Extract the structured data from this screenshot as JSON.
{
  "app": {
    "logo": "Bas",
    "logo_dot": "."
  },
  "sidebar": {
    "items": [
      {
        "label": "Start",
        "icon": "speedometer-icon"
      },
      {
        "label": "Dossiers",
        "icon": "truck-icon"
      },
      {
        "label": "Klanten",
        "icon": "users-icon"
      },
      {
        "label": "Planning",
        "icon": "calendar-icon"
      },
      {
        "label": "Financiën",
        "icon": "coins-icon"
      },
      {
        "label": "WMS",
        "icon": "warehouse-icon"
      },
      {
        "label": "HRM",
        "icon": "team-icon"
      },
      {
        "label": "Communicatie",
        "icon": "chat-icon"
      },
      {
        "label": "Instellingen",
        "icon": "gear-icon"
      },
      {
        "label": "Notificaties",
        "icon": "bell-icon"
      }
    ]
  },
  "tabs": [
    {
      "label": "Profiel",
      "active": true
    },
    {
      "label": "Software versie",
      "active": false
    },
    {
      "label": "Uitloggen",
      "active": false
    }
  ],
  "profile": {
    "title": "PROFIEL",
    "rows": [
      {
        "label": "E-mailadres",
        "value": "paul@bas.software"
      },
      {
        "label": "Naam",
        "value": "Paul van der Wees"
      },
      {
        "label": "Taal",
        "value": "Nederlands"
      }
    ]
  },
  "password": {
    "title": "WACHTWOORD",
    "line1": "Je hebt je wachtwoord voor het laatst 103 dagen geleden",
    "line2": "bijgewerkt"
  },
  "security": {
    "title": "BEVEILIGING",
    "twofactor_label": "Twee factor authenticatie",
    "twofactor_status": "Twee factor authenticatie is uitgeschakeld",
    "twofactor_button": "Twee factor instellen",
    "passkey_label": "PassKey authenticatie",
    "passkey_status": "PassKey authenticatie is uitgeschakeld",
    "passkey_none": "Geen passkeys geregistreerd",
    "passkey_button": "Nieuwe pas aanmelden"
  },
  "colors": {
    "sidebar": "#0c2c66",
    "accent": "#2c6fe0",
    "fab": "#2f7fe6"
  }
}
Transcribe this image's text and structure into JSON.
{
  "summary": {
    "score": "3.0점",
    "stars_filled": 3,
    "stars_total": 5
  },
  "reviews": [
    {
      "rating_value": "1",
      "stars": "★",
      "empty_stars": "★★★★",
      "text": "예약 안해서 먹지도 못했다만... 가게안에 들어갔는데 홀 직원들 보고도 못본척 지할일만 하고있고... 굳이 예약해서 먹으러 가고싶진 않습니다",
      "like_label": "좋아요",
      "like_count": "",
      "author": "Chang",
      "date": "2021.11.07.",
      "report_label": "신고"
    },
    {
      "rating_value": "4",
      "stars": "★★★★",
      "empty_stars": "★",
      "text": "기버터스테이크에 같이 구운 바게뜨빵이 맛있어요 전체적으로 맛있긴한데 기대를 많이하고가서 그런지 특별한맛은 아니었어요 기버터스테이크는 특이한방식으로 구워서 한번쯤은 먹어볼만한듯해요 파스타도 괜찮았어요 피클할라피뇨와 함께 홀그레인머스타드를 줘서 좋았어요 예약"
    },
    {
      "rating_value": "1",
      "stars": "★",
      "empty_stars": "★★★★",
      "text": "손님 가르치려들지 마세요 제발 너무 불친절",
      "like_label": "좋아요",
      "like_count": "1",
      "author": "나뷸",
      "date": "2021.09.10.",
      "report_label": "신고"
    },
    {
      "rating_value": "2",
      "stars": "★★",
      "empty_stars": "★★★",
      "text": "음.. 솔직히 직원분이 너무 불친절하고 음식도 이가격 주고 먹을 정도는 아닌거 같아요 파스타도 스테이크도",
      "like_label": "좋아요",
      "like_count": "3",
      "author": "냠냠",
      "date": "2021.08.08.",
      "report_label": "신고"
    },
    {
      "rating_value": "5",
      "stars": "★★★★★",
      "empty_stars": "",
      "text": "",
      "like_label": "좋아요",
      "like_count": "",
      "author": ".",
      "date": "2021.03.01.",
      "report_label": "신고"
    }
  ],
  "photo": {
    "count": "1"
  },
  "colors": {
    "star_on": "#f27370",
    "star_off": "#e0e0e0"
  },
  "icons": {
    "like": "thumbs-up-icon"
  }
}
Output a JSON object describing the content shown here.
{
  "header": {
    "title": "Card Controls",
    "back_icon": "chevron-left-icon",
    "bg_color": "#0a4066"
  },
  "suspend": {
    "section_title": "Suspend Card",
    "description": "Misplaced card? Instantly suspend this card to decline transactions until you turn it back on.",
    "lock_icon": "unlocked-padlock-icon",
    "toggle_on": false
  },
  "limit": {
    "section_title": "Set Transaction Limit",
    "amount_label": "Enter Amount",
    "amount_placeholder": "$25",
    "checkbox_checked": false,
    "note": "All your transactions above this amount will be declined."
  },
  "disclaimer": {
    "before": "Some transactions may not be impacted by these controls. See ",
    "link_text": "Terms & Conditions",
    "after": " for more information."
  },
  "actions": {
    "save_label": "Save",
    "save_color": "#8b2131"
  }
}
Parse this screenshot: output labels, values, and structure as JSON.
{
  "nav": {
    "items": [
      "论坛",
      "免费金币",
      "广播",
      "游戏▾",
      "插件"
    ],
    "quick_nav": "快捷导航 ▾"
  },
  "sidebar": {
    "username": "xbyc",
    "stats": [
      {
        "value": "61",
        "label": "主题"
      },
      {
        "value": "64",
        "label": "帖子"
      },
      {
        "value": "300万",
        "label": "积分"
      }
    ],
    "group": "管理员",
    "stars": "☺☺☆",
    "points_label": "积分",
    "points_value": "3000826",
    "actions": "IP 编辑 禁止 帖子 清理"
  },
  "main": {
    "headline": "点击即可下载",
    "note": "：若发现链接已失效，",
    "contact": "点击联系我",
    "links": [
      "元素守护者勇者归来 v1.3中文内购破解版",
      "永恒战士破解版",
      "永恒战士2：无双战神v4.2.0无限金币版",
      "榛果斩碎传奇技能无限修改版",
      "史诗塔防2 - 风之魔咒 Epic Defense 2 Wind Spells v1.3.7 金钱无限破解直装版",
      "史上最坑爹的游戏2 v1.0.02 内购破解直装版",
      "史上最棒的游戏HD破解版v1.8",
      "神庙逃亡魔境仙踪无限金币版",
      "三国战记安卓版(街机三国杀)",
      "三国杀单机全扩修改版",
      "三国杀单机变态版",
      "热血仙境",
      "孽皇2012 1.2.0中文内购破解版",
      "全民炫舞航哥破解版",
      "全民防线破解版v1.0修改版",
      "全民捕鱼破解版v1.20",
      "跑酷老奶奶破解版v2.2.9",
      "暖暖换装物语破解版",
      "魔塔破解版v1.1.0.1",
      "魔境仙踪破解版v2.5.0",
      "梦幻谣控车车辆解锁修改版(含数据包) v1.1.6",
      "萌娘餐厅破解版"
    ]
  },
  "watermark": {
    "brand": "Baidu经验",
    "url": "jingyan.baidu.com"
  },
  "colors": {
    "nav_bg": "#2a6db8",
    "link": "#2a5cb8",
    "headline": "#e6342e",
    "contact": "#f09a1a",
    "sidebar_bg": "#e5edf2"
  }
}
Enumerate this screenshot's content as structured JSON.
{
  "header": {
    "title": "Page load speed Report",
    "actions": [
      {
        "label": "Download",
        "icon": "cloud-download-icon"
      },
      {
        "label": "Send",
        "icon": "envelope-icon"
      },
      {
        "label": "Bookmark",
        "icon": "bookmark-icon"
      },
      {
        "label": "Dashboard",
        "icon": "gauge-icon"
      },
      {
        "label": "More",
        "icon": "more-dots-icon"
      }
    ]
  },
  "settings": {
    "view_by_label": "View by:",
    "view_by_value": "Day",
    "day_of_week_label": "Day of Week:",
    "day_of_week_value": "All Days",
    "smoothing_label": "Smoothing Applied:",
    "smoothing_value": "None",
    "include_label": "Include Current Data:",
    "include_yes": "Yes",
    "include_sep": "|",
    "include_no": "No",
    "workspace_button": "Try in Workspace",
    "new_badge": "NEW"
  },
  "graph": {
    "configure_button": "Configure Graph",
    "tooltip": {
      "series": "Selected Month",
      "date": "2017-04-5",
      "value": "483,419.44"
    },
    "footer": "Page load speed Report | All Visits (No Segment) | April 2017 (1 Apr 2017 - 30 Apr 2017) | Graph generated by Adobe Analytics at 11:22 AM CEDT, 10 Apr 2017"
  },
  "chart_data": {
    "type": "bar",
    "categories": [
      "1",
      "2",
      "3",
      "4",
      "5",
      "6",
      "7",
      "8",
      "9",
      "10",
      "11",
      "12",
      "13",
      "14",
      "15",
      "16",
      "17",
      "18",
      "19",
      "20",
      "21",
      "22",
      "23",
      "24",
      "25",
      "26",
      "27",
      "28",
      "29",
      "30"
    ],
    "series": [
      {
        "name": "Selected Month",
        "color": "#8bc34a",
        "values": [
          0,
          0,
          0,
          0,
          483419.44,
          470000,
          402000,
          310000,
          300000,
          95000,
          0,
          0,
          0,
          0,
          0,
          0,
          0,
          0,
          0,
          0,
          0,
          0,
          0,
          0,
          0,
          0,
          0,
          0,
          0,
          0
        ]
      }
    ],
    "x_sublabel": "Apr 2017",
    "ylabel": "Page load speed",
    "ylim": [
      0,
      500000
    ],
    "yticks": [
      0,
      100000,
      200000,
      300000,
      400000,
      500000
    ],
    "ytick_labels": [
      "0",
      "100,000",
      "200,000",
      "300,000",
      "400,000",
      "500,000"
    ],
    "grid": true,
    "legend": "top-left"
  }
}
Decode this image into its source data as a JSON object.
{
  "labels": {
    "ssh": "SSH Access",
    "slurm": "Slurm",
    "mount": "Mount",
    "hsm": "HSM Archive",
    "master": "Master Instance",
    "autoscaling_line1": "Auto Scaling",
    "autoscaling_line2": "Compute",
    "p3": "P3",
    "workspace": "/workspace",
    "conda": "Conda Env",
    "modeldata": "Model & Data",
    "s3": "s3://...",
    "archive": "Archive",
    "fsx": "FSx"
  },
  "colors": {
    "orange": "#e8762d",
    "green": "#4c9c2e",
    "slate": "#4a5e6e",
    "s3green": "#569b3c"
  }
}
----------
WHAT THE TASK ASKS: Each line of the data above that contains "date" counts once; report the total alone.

ANSWER: 5